*** Begin section ***

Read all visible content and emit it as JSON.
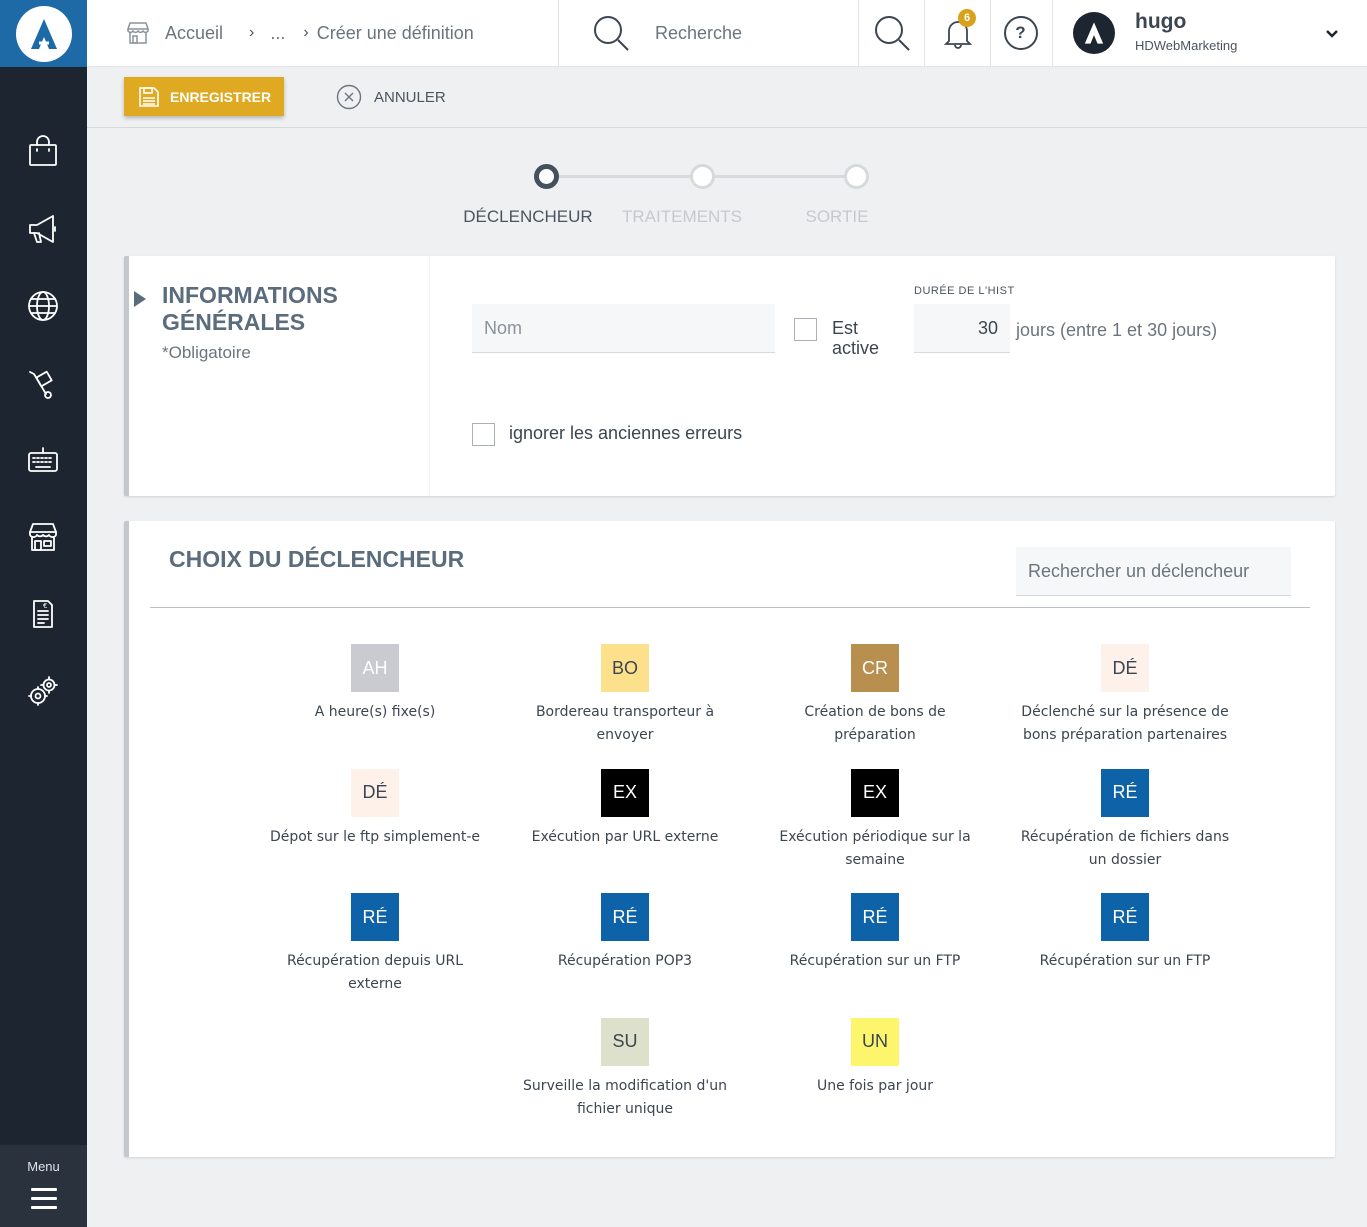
{
  "header": {
    "breadcrumb": [
      {
        "label": "Accueil"
      },
      {
        "label": "..."
      },
      {
        "label": "Créer une définition"
      }
    ],
    "search_placeholder": "Recherche",
    "notifications_count": "6",
    "help_label": "?",
    "user": {
      "name": "hugo",
      "org": "HDWebMarketing"
    }
  },
  "sidebar": {
    "items": [
      {
        "icon": "shopping-bag-icon"
      },
      {
        "icon": "megaphone-icon"
      },
      {
        "icon": "globe-icon"
      },
      {
        "icon": "hand-truck-icon"
      },
      {
        "icon": "keyboard-icon"
      },
      {
        "icon": "store-icon"
      },
      {
        "icon": "invoice-icon"
      },
      {
        "icon": "gears-icon"
      }
    ],
    "menu_label": "Menu"
  },
  "toolbar": {
    "save_label": "ENREGISTRER",
    "cancel_label": "ANNULER"
  },
  "stepper": {
    "steps": [
      {
        "label": "DÉCLENCHEUR",
        "active": true
      },
      {
        "label": "TRAITEMENTS",
        "active": false
      },
      {
        "label": "SORTIE",
        "active": false
      }
    ]
  },
  "general_info": {
    "title": "INFORMATIONS GÉNÉRALES",
    "subtitle": "*Obligatoire",
    "name_placeholder": "Nom",
    "active_label": "Est active",
    "duration_label": "DURÉE DE L'HIST",
    "duration_value": "30",
    "duration_unit": "jours (entre 1 et 30 jours)",
    "ignore_label": "ignorer les anciennes erreurs"
  },
  "trigger_choice": {
    "title": "CHOIX DU DÉCLENCHEUR",
    "search_placeholder": "Rechercher un déclencheur",
    "items": [
      {
        "code": "AH",
        "label": "A heure(s) fixe(s)",
        "bg": "#c9cbd0",
        "fg": "#ffffff"
      },
      {
        "code": "BO",
        "label": "Bordereau transporteur à envoyer",
        "bg": "#fde08c",
        "fg": "#3c4650"
      },
      {
        "code": "CR",
        "label": "Création de bons de préparation",
        "bg": "#b88f4f",
        "fg": "#ffffff"
      },
      {
        "code": "DÉ",
        "label": "Déclenché sur la présence de bons préparation partenaires",
        "bg": "#fdf1ea",
        "fg": "#3c4650"
      },
      {
        "code": "DÉ",
        "label": "Dépot sur le ftp simplement-e",
        "bg": "#fdf1ea",
        "fg": "#3c4650"
      },
      {
        "code": "EX",
        "label": "Exécution par URL externe",
        "bg": "#000000",
        "fg": "#ffffff"
      },
      {
        "code": "EX",
        "label": "Exécution périodique sur la semaine",
        "bg": "#000000",
        "fg": "#ffffff"
      },
      {
        "code": "RÉ",
        "label": "Récupération de fichiers dans un dossier",
        "bg": "#0e62a8",
        "fg": "#ffffff"
      },
      {
        "code": "RÉ",
        "label": "Récupération depuis URL externe",
        "bg": "#0e62a8",
        "fg": "#ffffff"
      },
      {
        "code": "RÉ",
        "label": "Récupération POP3",
        "bg": "#0e62a8",
        "fg": "#ffffff"
      },
      {
        "code": "RÉ",
        "label": "Récupération sur un FTP",
        "bg": "#0e62a8",
        "fg": "#ffffff"
      },
      {
        "code": "RÉ",
        "label": "Récupération sur un FTP",
        "bg": "#0e62a8",
        "fg": "#ffffff"
      },
      {
        "code": "SU",
        "label": "Surveille la modification d'un fichier unique",
        "bg": "#dde0cb",
        "fg": "#3c4650"
      },
      {
        "code": "UN",
        "label": "Une fois par jour",
        "bg": "#fdf56b",
        "fg": "#3c4650"
      }
    ]
  },
  "colors": {
    "sidebar_bg": "#1d2530",
    "logo_bg": "#1e6aa6",
    "save_button": "#e0a922",
    "title_color": "#5b6c7d",
    "badge": "#d9a21a"
  }
}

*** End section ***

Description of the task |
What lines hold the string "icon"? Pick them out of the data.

The completed task |
        "icon": "shopping-bag-icon"
        "icon": "megaphone-icon"
        "icon": "globe-icon"
        "icon": "hand-truck-icon"
        "icon": "keyboard-icon"
        "icon": "store-icon"
        "icon": "invoice-icon"
        "icon": "gears-icon"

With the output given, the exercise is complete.